DIGEST ONLINE: If you were writing the final months of the show, which characters would you like to see back before June 25?
POLL: Definitely Michael Hudson, to tie up Vicky/Marley/Donna. I guess he died, but God, that would be good! It would be really nice to see John and Sharlene back. I'm mixed about Carl because Rachel and Mac were just so outstanding, but it would be good to see some of the people like them back. I think to tie the show together will be difficult because you've got the Lumina story. I'd like to see Amanda happy, with somebody, because she's had such a troubled history with men. Definitely you want to see Jake and Vicky where they are, which I think you've started to see with their reconciliation with Marley. That should really be an important part of final episodes; you want to see that particular family heal. And Donna [Anna Stuart, right], because she was such a big part of the deceptions [that caused the Hudson family's rift]. But I would like to see some coming together there. And I would like to see the strength that really defines the Corys, with Rachel as the strong head of the household.

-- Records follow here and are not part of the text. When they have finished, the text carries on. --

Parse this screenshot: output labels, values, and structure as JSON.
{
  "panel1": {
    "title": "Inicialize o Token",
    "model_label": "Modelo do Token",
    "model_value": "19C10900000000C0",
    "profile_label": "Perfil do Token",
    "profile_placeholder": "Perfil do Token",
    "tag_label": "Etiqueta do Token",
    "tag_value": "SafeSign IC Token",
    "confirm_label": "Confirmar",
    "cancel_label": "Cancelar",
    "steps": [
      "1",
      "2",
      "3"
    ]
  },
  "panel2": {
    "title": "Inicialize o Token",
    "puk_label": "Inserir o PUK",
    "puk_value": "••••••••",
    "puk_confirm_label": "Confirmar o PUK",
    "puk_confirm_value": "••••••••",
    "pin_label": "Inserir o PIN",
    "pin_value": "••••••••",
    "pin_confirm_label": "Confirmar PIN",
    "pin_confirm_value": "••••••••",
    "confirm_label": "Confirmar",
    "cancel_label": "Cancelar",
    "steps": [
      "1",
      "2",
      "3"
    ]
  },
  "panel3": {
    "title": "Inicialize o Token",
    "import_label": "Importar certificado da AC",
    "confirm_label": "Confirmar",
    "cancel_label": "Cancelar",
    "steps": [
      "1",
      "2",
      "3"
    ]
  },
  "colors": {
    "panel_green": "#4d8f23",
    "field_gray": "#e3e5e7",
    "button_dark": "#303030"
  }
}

It's hard with Matt, because Cass and Lila are so popular and yet you want to see him with Jasmine [as a symbol of] the continuation of the Cory family, so I would like in some way to see the strength [of the Corys] restored. Maybe that could be part of it, with Amanda being settled, and Alli too. That should be a really important piece of the final months of the show. And oh gosh, Felicia! I would probably have Lila and Cass marry with Felicia's blessing and have that coming together there, because she so hated Lila at the beginning! And I think Sharlene coming back for Josie [would be nice] because Gary is going to be gone, and I think if he wasn't going to be gone, I would like to have seen that relationship come together somehow. [Editor's note: Another World has announced that John Littlefield (Gary) will remain on the show until its finale.] It may be nice to bring John and Sharlene back for her. You need some closure there with Josie. I would definitely like to see the Tito thing revealed, that he's not Paulina's child. I definitely want to see that story because Paulina and Joe [Judi Evans Luciano and Joseph Barbara, left] are such a wonderful couple. Very different from the Paulina and Jake couple, but I think that needs to be resolved for Paulina and Remy and Joe, too. They should force the DNA issue and have that reveal so there can be some closure with that family.

DIGEST ONLINE: So really your fondest wish is for all these families to resolve their various conflicts.
POLL: Right. Well, not that all their problems will be solved, but that somehow they have the strength to go into the future. It's like leaving the audience with the feeling of, "They're going to be OK. They're going to have problems but they're going to be OK."

DIGEST ONLINE: How long did it take to complete the book?
POLL: Basically it's a nine-month process. It's like having a baby!

DIGEST ONLINE: I bet it's actually not that dissimilar! They're both labors of love.
POLL: Very much so. Very much so.

DIGEST ONLINE: Any final thoughts about the project?
POLL: Just that AW's a very special show, and I hope that the book does it justice and becomes something for the fans to have to hold onto.